1. The lord or military governor of a medieval German border province.
2. Used as a hereditary title for certain princes in the Holy Roman Empire.
[Probably Middle Dutch marcgrāve : marc, march, border; see merg- in the Appendix of Indo-European roots + grāve, count (perhaps ultimately from Greek grapheus, scribe; see gerbh- in the Appendix of Indo-European roots).]
mar·gravi·al (-grāvē-əl) adj.
The American Heritage® Dictionary of the English Language, Fifth Edition copyright ©2018 by Houghton Mifflin Harcourt Publishing Company. All rights reserved.
Indo-European & Semitic Roots Appendices
Thousands of entries in the dictionary include etymologies that trace their origins back to reconstructed proto-languages. You can obtain more information about these forms in our online appendices:
The Indo-European appendix covers nearly half of the Indo-European roots that have left their mark on English words.
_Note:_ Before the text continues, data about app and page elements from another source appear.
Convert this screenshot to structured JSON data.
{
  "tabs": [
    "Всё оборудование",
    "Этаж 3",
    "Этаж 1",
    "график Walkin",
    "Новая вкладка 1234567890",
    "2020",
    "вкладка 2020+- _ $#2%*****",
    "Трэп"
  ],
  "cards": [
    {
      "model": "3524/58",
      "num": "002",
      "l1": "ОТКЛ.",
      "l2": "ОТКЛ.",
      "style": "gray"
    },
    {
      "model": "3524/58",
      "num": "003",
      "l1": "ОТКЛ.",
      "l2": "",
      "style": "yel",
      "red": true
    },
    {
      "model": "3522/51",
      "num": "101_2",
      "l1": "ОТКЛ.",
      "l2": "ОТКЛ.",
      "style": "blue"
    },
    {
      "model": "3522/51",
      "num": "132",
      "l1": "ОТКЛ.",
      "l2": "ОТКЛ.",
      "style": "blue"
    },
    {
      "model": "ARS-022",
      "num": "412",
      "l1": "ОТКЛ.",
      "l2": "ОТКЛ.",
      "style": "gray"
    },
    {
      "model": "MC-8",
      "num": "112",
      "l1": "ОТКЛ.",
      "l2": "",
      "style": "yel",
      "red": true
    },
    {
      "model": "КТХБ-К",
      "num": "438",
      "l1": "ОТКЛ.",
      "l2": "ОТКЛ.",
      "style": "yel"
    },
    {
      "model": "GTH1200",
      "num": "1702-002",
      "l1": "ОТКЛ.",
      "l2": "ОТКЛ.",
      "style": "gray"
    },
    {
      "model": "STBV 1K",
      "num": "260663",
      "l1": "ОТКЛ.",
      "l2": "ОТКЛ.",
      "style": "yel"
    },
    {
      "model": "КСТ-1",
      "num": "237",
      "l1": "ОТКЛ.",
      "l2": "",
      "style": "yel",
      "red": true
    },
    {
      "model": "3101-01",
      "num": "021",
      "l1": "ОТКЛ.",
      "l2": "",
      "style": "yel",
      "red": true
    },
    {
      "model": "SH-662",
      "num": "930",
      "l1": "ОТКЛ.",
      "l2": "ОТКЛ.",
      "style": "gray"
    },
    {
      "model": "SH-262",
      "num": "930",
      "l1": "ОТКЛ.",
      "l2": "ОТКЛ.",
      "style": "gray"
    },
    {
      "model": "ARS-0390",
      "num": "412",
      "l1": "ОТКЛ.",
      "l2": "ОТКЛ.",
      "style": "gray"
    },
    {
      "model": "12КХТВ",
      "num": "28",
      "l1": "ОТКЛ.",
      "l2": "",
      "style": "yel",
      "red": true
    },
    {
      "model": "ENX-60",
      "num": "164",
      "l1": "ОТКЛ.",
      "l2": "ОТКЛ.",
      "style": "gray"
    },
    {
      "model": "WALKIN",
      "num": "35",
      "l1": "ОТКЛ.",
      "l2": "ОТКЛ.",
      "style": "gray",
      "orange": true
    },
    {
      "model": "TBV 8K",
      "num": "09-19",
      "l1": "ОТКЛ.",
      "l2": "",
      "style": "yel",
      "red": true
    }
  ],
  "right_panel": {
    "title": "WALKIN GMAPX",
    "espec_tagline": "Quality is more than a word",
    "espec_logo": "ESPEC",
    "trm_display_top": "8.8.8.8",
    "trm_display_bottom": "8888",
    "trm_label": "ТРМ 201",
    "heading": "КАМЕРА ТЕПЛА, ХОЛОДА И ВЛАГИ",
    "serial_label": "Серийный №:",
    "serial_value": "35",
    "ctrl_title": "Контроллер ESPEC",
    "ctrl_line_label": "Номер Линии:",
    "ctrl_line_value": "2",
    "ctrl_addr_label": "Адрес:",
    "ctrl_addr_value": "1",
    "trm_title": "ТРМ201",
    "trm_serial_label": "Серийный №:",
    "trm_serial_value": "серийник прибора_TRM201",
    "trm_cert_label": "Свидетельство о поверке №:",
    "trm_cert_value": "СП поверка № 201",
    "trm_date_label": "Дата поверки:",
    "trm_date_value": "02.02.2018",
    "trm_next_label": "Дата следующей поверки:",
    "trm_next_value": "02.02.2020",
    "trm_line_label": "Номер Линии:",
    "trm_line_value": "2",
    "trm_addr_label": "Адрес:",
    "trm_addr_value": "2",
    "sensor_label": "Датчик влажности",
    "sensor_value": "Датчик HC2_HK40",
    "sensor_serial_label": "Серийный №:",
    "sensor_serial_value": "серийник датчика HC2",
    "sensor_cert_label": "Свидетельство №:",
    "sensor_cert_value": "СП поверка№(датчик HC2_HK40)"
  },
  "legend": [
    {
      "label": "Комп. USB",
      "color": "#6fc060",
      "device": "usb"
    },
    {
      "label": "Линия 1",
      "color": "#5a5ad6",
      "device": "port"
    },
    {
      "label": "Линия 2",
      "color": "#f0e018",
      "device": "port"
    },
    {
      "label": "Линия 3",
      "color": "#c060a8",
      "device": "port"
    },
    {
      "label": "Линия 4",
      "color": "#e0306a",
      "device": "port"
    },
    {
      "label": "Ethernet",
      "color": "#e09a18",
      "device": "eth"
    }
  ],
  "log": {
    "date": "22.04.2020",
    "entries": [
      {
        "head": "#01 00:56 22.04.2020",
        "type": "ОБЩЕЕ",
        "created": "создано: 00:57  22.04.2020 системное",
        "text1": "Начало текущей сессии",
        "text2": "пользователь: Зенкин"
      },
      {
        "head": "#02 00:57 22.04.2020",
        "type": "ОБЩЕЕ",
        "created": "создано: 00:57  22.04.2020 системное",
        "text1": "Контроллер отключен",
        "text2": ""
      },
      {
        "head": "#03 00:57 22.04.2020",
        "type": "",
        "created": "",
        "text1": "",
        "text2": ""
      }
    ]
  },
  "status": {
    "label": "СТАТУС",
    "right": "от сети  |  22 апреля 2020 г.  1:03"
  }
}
A more complete treatment of Indo-European roots and the English words derived from them is available in our Dictionary of Indo-European Roots.